A hyperattenuating ring sign that represents the inflamed visceral peritoneal covering of the epiploic appendage and central dot sign that corresponds to engorged or thrombosed central vessels or central areas of hemorrhage or fibrosis are the two major CT features of EA (1).
EA is a rare and self-limited condition, mostly seen in middle-aged men, which is caused by either inflammation or ischemic changes related to torsion or venous infarction of the epiploic appendages (1).
Each epiploic appendage receives blood supply through the narrow stalk.
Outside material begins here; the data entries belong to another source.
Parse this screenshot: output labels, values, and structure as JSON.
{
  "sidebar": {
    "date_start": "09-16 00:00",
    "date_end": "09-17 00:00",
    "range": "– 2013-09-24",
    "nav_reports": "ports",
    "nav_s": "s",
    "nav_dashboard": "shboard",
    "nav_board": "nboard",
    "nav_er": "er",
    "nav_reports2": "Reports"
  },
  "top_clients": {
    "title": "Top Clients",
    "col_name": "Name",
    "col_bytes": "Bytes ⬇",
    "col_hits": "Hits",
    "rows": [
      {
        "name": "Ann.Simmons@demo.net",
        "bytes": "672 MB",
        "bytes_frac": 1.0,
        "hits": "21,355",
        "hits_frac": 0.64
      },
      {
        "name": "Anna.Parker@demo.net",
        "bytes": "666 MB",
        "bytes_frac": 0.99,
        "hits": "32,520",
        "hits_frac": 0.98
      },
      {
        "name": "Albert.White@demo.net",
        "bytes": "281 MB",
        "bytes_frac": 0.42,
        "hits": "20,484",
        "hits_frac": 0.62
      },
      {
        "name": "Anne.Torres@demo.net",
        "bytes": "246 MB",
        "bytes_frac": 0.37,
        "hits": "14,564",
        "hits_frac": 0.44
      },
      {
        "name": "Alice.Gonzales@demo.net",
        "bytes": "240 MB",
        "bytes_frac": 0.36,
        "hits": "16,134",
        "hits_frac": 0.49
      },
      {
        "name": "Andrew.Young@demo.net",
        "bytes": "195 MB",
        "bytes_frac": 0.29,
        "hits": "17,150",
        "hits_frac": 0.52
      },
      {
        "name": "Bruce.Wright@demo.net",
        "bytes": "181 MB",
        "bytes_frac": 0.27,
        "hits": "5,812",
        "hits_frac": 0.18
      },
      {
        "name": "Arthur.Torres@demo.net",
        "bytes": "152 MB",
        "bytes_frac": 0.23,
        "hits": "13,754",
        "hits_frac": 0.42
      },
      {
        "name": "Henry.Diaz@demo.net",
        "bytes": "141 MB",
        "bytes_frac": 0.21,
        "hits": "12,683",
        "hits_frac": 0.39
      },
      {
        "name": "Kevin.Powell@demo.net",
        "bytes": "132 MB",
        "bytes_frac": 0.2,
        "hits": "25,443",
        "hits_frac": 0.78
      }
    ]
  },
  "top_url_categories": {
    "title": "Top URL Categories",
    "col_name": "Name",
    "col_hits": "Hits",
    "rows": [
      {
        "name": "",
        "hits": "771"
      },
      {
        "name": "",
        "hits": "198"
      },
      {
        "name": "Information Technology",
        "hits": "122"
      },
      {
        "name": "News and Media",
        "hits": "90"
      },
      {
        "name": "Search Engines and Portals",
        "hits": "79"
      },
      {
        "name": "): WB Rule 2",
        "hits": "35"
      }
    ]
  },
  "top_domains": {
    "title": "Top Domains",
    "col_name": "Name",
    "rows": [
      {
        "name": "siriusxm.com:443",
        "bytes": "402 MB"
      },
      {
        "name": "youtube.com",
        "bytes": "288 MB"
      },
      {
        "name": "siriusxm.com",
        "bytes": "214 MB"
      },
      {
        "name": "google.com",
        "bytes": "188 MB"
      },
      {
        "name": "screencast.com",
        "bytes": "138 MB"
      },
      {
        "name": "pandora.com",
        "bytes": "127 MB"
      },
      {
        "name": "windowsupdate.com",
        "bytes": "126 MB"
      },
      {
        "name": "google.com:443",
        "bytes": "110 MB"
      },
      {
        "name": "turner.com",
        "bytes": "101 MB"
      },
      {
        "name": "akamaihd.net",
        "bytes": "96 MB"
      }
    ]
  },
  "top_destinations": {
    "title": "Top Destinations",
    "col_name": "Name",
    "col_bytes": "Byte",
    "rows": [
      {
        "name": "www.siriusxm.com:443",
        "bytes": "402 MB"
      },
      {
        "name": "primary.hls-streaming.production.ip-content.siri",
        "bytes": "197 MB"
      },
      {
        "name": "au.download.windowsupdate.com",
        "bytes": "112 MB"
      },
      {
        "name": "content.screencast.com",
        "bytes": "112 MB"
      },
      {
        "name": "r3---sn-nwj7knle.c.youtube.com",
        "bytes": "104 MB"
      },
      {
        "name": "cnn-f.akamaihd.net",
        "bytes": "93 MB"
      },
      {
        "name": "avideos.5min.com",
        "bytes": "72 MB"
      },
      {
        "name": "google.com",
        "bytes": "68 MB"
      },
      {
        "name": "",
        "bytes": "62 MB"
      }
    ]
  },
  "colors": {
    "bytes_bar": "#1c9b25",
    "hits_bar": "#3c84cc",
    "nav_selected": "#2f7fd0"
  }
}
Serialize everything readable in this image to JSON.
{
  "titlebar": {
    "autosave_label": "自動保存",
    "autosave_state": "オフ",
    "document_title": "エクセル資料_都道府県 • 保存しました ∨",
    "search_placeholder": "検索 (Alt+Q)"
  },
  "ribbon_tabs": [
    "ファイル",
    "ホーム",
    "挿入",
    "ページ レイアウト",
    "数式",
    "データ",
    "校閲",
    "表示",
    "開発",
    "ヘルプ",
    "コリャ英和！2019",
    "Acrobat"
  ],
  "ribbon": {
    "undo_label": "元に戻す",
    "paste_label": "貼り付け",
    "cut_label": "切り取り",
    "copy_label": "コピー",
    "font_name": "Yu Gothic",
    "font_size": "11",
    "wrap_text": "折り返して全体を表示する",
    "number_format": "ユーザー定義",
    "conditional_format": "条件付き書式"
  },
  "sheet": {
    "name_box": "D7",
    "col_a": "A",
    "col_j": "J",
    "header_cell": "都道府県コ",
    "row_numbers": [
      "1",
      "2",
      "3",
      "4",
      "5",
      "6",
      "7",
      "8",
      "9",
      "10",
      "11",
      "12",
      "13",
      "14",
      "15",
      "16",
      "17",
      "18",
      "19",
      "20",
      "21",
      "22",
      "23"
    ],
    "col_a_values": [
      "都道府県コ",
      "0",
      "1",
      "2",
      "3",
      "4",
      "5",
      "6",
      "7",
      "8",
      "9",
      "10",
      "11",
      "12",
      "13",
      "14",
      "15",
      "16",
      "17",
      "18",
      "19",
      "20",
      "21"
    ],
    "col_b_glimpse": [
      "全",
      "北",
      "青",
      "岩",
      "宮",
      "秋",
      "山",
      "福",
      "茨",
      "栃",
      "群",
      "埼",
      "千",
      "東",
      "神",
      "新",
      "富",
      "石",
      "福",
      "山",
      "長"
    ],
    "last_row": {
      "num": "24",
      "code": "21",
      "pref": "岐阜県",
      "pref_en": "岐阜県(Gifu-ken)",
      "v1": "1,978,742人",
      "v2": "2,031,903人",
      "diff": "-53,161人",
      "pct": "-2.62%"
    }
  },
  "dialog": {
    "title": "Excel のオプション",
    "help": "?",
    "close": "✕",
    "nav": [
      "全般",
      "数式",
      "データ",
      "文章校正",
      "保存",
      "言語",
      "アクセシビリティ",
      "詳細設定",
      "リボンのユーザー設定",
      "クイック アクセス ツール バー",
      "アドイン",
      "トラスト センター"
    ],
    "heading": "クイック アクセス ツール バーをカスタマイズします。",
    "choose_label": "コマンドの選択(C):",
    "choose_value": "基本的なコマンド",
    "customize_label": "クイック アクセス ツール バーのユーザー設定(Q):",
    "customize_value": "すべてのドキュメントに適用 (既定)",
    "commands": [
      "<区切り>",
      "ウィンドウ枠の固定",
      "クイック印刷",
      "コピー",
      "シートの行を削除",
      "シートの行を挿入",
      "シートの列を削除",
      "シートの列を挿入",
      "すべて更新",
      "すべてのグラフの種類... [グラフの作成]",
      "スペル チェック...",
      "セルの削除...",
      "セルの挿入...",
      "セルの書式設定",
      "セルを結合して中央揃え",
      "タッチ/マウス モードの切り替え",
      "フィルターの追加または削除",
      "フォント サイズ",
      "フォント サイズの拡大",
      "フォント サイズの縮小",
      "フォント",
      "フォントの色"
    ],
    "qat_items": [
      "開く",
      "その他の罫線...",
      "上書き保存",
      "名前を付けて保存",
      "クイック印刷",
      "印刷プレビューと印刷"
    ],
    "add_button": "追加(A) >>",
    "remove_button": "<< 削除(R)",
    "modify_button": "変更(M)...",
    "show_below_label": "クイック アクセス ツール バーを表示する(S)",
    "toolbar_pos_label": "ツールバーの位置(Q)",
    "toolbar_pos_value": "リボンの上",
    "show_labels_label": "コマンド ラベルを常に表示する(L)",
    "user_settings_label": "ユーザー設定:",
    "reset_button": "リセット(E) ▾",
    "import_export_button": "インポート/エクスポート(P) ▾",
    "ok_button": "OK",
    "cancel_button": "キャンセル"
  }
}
Epiploic appendages are small fat-filled, serosa-covered pedunculated structures on the external surface of the colon measuring 1 to 2 cm thick and 0.
The epiploic appendages vary in shape and size but usually measure about 3 cm long, each.
Epiploic appendages may sometimes calcify and detach becoming intraperitoneal loose bodies (8).
Epiploic appendage ligation and resection is rare and usually reserved for when conservative management fails or there is new or worsening symptoms such as fever, progressive pain, or refractory nausea and vomiting.
Epiploic appendagitis is typically a nonsurgical, self-limiting process resulting from torsion of one or more epiploic appendages along the sigmoid, descending, or right hemicolon with resultant vascular occlusion that leads to ischemia.
The most common etiologies of this entity are venous thrombosis (secondary) or torsion or incarceration of an epiploic appendage within a hernia sac (primary).
Epiploic appendages may become secondarily inflamed, complicating the diagnosis.
It consists of a thin, round, or oval high-attenuation ring representing thickened, inflamed visceral peritoneum surrounding the torsed epiploic appendage
are peritoneal pouches (composed of adipose tissue) arising from the serosal surface of the colon, being attached by a vascular stalk.